Please note that for the safety of our patients, their families, and our staff, on-site visitation is no longer allowed at McCallum Place Eating Disorder Center.

  • This restriction has been implemented in compliance with updated corporate and state regulations to further reduce the risks associated with COVID-19.
  • We are offering visitation through telehealth services so that our patients can remain connected to their loved ones.
  • Alternate methods of communication for other services are being vetted and may be offered when deemed clinically appropriate.

For specific information regarding these changes and limitations, please contact us directly.

CDC updates are consistently monitored to ensure that all guidance followed is based on the latest information released.

  • All staff has received infection prevention and control training.
  • Thorough disinfection and hygiene guidance has been provided.
  • Patient care supplies such as masks and hand sanitizer are being monitored and utilized.
  • Temperature and symptom screening protocols are in place for all patients and staff.
  • Social distancing strategies have been implemented to ensure that patients and staff maintain proper distance from one another at all times.
  • Cleaning service contracts have been reviewed for additional support.
  • Personal protective equipment items are routinely checked to ensure proper and secure storage.
  • CDC informational posters are on display to provide important reminders on proper infection prevention procedures.
  • We are in communication with our local health department to receive important community-specific updates.

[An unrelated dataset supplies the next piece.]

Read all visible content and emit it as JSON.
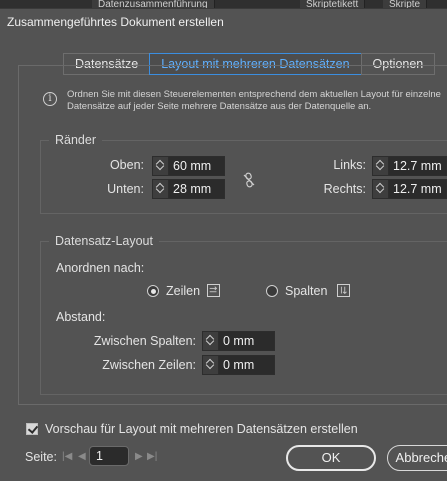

The safety of our patients, their families, and our employees is our top priority, and we will remain steadfast in our efforts to reduce any risk associated with COVID-19.

The CDC has provided a list of easy tips that can help prevent the spread of the coronavirus.

  • Avoid close contact with people who are sick.
  • Cover your cough or sneeze with a tissue and then immediately dispose of the tissue.
  • Avoid touching your eyes, nose, and mouth.
  • Clean and disinfect objects and surfaces that are frequently touched.
  • Wash your hands often with soap and water for at least 20 seconds.
  • Stay home when you are sick, except to get medical care.

For detailed information on COVID-19, please visit


Choosing to Thrive

Stephanie Bagby-Stone MD Medical Director at McCallum Place Columbia

Making the decision to go to eating disorder treatment is sometimes very difficult when you are in college. Especially when you are an excellent student with career goals and worry about what might happen if you take time away from school. That choice can be challenging, even if the eating disorder is taking away your energy and focus, undermining your strengths and grades, consuming all your free time, making you feel anxious and depressed, isolating you from your friends and family, and hurting your body. Although some may do okay academically when their eating disorder takes control, it is often a daily struggle with work being much more difficult, time consuming and not as nearly as enjoyable as before the eating disorder.

Colleges and universities are generally very willing to work with students who need to take time for their health. Depending on the level of support you need, you may be able to do intensive treatment and still go to school. You may be able to arrange your classes, choose online course options and/or reduce your course load to accommodate your treatment needs.

I often explain to my patients who are concerned about taking time off that going to intensive eating disorder treatment is actually not really leaving school. It’s getting a very specific type of education, one that is specialized in helping you restore your health and vitality so that you can pursue your academic and life goals now and in the future.

Positive psychology tells us that we all do our best work and are our most successful when we are have a deep sense of well-being. Additionally, well-being has positive effects on your mind, mood, body and performance. Making the decision to take time off school or reduce your course load for treatment supports your well-being and increases your potential to be successful in all aspects of your life.